Content starts

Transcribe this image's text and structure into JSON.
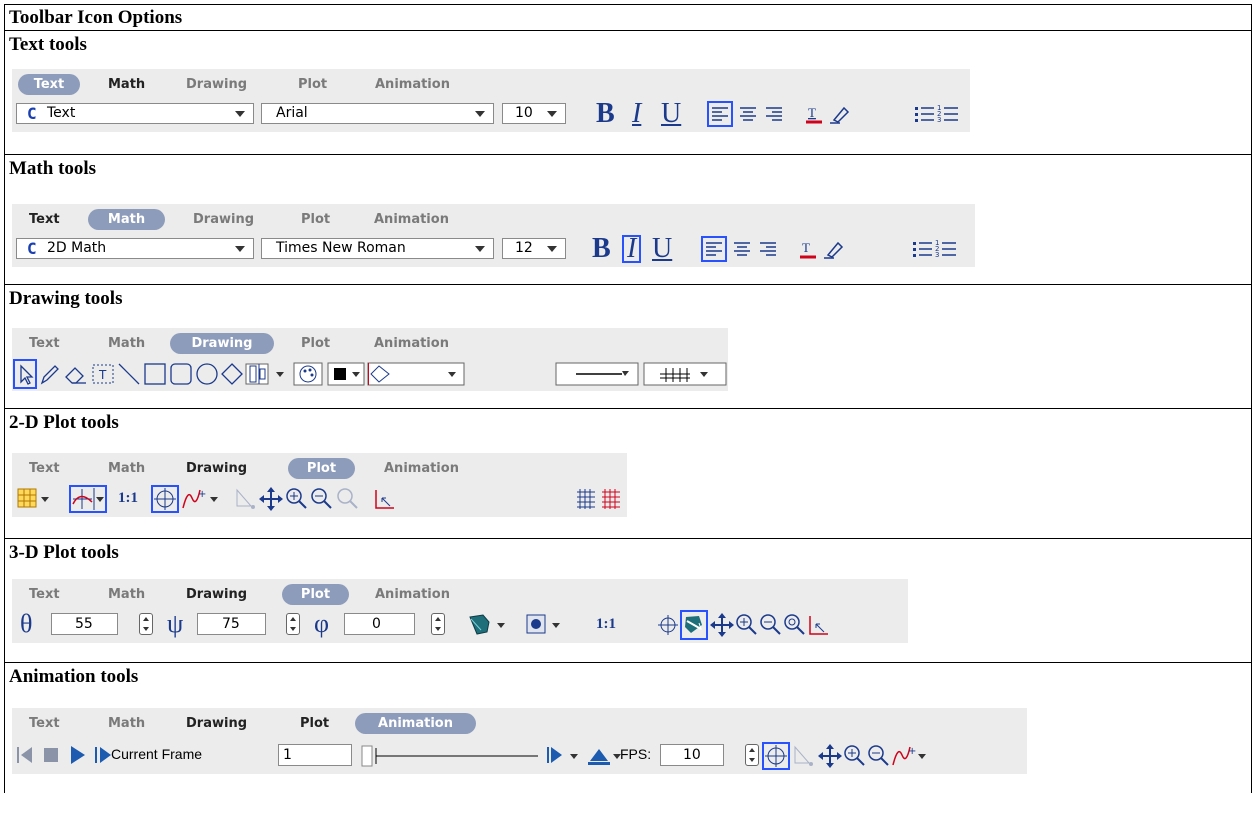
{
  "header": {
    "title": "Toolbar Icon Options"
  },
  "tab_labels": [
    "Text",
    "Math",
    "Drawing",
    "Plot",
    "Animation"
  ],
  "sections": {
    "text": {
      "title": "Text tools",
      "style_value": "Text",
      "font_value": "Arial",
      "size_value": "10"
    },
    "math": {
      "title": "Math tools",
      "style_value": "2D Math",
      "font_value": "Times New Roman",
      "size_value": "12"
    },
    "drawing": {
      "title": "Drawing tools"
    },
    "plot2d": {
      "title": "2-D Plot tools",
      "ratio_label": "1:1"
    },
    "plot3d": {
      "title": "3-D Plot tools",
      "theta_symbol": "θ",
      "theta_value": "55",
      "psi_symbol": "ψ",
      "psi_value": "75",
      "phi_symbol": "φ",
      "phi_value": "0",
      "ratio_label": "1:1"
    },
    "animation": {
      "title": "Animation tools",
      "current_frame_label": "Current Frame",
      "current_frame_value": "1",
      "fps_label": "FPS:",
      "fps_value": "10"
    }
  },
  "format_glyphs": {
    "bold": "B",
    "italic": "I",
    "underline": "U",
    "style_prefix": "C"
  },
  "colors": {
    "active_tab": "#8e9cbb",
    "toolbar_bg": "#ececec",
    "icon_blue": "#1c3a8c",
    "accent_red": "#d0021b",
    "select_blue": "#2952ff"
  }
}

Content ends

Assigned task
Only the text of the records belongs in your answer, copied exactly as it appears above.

Exercise result
Transcribe this image's text and structure into JSON.
{
  "header": {
    "title": "Toolbar Icon Options"
  },
  "tab_labels": [
    "Text",
    "Math",
    "Drawing",
    "Plot",
    "Animation"
  ],
  "sections": {
    "text": {
      "title": "Text tools",
      "style_value": "Text",
      "font_value": "Arial",
      "size_value": "10"
    },
    "math": {
      "title": "Math tools",
      "style_value": "2D Math",
      "font_value": "Times New Roman",
      "size_value": "12"
    },
    "drawing": {
      "title": "Drawing tools"
    },
    "plot2d": {
      "title": "2-D Plot tools",
      "ratio_label": "1:1"
    },
    "plot3d": {
      "title": "3-D Plot tools",
      "theta_symbol": "θ",
      "theta_value": "55",
      "psi_symbol": "ψ",
      "psi_value": "75",
      "phi_symbol": "φ",
      "phi_value": "0",
      "ratio_label": "1:1"
    },
    "animation": {
      "title": "Animation tools",
      "current_frame_label": "Current Frame",
      "current_frame_value": "1",
      "fps_label": "FPS:",
      "fps_value": "10"
    }
  },
  "format_glyphs": {
    "bold": "B",
    "italic": "I",
    "underline": "U",
    "style_prefix": "C"
  },
  "colors": {
    "active_tab": "#8e9cbb",
    "toolbar_bg": "#ececec",
    "icon_blue": "#1c3a8c",
    "accent_red": "#d0021b",
    "select_blue": "#2952ff"
  }
}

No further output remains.